═════ DATASET EXCERPTS ═════

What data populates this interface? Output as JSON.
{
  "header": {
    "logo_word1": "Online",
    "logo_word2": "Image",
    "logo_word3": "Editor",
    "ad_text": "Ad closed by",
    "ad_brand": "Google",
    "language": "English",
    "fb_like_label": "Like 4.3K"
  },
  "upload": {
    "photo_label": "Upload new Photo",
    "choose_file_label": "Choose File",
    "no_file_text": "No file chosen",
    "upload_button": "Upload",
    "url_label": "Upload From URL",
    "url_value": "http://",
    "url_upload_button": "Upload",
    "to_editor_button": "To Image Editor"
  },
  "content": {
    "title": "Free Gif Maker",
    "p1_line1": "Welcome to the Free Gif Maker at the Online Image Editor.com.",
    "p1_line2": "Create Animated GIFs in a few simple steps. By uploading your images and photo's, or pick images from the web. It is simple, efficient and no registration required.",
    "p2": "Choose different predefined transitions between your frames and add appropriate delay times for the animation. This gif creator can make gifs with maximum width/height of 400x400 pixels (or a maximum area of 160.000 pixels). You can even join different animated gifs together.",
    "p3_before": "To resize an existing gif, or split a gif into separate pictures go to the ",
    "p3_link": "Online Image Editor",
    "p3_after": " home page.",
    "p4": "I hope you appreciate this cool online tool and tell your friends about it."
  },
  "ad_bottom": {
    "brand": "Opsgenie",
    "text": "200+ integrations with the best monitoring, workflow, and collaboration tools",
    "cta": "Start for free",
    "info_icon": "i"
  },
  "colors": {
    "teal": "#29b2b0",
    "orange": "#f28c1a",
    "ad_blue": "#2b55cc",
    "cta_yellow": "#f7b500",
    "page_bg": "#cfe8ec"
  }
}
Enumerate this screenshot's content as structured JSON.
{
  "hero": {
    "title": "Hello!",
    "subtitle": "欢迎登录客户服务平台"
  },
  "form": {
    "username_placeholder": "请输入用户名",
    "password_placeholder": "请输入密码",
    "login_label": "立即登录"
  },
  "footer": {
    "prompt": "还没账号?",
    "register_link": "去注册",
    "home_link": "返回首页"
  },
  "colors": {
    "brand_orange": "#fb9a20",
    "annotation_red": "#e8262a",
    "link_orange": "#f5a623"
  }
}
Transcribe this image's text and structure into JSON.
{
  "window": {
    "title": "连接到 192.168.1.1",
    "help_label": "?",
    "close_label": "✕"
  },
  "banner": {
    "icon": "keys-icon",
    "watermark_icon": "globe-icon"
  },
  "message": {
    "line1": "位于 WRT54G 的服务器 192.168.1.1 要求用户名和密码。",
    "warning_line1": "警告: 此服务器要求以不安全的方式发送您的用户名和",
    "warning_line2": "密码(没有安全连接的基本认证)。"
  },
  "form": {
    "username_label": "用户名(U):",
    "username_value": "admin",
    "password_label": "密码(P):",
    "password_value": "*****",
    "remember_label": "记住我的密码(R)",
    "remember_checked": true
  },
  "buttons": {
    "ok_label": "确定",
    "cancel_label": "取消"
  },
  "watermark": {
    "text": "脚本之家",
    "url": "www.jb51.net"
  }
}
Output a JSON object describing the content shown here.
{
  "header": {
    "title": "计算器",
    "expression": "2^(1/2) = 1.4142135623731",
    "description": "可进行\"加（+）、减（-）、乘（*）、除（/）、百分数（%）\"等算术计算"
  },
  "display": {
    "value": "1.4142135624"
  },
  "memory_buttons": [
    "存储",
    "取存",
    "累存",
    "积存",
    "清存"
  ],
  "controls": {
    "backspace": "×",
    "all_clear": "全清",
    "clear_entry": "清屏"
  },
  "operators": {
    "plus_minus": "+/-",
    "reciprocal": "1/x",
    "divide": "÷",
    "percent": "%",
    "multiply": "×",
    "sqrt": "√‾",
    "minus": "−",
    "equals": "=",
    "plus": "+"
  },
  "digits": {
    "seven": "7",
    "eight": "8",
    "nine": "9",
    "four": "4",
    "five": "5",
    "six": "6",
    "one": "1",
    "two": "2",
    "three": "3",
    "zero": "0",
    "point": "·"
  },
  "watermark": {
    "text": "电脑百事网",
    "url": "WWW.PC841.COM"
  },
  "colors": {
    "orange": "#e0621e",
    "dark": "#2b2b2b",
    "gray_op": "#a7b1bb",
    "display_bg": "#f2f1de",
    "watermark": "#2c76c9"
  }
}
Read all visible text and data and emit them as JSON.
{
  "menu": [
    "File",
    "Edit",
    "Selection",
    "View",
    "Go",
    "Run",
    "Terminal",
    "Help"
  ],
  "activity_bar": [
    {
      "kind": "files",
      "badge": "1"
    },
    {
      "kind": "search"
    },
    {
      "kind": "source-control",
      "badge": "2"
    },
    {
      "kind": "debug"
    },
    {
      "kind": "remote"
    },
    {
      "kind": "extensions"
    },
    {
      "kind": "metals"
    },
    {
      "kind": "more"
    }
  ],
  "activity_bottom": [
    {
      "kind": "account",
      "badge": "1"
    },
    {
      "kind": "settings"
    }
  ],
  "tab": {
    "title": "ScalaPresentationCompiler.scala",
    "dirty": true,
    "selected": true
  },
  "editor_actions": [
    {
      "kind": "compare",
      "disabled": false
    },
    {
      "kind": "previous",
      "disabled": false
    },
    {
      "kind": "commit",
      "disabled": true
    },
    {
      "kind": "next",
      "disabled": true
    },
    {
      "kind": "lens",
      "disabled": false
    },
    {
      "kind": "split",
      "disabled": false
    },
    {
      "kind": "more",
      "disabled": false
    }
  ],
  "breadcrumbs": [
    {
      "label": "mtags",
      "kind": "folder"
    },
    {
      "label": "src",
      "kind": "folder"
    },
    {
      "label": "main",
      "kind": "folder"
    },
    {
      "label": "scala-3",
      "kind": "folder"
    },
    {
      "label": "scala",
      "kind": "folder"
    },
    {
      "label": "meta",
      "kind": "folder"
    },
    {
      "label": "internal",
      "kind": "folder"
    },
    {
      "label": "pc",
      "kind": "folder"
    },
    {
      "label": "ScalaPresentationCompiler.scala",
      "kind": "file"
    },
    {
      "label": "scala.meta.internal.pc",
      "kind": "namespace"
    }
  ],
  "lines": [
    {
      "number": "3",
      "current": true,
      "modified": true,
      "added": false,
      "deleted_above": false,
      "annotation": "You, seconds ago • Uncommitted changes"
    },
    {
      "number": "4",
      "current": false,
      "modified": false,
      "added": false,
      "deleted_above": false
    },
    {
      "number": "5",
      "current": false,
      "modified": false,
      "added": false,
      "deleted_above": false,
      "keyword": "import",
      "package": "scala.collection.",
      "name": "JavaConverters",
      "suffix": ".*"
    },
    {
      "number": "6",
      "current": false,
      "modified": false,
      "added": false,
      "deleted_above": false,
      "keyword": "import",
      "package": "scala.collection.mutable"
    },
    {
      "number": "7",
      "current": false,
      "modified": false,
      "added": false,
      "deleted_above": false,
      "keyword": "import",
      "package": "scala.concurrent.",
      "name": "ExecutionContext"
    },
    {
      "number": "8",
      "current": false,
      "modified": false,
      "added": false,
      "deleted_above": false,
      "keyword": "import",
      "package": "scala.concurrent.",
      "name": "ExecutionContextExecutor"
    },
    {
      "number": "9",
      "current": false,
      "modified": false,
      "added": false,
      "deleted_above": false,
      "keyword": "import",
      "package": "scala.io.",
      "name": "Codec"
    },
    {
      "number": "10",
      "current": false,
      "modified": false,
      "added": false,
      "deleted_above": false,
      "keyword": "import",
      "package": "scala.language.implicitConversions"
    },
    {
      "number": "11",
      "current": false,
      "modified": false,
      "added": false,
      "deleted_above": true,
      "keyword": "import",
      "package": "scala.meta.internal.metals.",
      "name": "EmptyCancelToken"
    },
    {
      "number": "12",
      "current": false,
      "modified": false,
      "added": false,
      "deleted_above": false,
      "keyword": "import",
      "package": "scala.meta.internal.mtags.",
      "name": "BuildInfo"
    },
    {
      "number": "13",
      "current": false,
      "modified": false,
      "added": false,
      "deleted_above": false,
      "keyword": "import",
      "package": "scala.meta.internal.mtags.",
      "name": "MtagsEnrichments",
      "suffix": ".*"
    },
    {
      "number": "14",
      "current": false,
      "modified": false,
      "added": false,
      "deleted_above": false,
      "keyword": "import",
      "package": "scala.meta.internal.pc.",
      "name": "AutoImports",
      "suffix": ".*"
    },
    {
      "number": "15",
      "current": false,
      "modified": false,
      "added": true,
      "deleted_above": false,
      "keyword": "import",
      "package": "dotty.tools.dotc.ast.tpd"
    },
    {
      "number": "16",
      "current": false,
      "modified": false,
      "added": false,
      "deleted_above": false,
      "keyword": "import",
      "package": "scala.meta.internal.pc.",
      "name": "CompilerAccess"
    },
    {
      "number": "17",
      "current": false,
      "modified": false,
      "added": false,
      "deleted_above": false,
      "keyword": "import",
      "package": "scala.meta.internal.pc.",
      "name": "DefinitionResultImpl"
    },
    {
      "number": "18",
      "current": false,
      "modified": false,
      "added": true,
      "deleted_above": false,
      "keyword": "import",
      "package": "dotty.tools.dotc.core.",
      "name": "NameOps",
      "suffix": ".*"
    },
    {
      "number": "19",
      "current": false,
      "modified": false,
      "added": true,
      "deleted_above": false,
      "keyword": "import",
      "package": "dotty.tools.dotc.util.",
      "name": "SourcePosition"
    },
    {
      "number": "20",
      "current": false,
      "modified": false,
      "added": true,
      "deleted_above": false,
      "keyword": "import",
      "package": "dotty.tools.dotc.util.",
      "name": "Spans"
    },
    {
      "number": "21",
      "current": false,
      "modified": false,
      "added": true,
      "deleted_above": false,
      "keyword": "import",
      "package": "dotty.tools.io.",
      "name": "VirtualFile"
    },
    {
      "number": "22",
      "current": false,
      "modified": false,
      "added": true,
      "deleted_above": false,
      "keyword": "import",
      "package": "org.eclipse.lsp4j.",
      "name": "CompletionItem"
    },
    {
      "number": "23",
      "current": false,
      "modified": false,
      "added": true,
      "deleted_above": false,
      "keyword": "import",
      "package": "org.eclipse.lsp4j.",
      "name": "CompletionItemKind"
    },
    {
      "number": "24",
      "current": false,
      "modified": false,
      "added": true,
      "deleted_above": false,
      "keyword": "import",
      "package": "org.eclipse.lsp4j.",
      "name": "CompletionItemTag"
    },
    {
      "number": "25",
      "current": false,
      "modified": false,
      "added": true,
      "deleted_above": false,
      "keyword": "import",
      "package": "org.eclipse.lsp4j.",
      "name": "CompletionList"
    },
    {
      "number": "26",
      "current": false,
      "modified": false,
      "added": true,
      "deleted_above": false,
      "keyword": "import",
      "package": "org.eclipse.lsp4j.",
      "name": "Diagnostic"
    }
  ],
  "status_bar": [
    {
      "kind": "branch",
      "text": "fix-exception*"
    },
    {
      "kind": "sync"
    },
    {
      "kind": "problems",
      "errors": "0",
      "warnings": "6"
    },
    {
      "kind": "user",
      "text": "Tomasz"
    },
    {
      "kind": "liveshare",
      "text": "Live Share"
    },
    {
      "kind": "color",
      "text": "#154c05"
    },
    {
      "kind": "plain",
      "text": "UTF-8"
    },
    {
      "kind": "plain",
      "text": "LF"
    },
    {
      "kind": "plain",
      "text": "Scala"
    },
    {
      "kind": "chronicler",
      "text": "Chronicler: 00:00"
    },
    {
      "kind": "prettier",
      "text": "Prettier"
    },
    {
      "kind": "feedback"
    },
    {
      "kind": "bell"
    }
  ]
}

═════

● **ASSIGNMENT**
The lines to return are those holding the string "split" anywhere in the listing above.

● **FINAL ANSWER**
    "p3_before": "To resize an existing gif, or split a gif into separate pictures go to the ",
      "kind": "split",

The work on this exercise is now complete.